Required action -> When a line below contains the word "xString", copy that line.
----
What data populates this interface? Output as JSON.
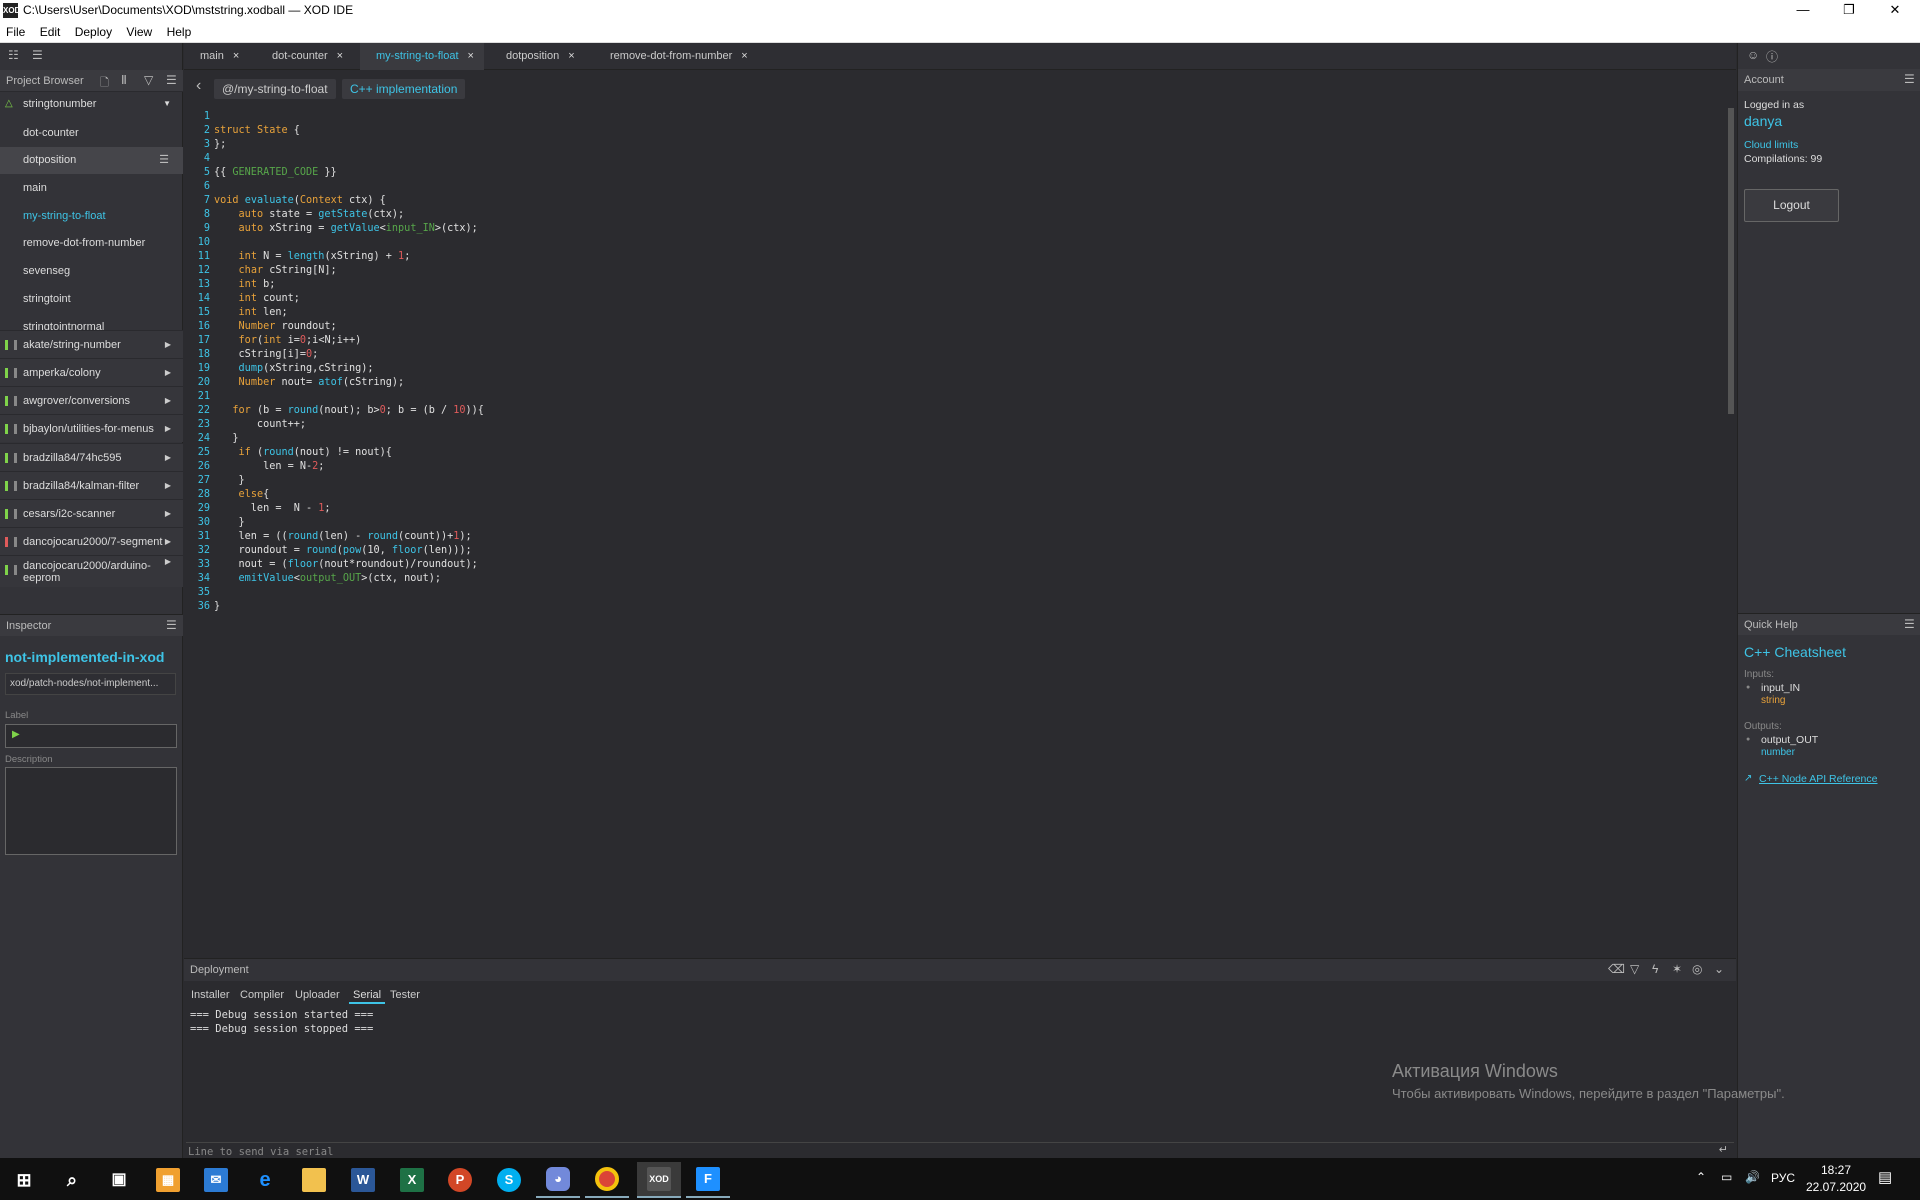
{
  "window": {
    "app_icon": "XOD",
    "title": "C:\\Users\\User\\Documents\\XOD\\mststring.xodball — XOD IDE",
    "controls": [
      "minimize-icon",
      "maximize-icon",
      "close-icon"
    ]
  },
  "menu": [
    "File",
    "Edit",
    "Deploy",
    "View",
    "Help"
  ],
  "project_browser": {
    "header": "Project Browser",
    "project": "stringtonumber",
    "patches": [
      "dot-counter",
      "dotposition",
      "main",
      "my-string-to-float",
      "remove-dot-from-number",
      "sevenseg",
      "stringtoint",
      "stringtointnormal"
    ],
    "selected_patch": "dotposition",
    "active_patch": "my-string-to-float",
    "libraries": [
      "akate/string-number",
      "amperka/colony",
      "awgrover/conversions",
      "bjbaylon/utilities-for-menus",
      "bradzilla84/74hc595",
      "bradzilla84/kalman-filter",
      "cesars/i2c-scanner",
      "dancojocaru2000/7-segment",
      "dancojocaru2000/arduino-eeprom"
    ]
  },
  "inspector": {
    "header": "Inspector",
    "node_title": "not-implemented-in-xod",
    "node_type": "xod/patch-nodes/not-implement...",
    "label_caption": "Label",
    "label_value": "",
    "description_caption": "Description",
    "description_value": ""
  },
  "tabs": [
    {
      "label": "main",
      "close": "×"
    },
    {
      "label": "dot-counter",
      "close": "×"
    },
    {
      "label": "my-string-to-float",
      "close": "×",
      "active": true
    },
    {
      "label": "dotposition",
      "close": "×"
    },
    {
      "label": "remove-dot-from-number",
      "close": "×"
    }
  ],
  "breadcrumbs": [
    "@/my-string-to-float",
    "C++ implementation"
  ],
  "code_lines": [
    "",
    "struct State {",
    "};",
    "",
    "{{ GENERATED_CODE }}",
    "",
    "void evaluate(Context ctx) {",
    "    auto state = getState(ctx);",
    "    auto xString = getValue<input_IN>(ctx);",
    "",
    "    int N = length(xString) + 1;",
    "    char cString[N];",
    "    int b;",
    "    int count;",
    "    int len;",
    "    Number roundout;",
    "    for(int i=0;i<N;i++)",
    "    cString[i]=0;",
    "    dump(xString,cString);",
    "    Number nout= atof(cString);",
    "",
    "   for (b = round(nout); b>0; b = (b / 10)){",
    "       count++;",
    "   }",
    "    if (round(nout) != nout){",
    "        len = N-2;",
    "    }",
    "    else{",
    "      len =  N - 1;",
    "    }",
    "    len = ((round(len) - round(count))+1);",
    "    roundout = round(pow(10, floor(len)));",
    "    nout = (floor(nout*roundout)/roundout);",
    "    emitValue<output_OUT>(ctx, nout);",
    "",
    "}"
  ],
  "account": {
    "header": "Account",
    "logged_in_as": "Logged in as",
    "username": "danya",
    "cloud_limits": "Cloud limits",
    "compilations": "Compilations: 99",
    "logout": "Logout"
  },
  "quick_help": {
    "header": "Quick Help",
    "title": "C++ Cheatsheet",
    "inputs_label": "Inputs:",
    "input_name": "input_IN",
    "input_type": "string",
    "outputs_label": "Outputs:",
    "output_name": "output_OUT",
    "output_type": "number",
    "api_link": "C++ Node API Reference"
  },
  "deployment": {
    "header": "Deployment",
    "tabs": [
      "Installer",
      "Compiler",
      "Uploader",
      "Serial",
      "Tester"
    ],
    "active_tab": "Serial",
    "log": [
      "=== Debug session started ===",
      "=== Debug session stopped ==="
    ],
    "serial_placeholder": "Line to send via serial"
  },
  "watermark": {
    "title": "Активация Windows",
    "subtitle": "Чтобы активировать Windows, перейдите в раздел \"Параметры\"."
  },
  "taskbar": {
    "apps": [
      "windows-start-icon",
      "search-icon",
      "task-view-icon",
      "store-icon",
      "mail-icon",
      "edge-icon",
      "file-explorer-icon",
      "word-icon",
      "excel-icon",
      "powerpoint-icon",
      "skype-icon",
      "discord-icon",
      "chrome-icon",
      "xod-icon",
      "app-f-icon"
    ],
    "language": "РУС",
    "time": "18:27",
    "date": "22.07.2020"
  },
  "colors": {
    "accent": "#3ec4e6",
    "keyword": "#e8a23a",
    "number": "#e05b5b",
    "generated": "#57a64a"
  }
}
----
Response area ->
    "    auto xString = getValue<input_IN>(ctx);",
    "    int N = length(xString) + 1;",
    "    dump(xString,cString);",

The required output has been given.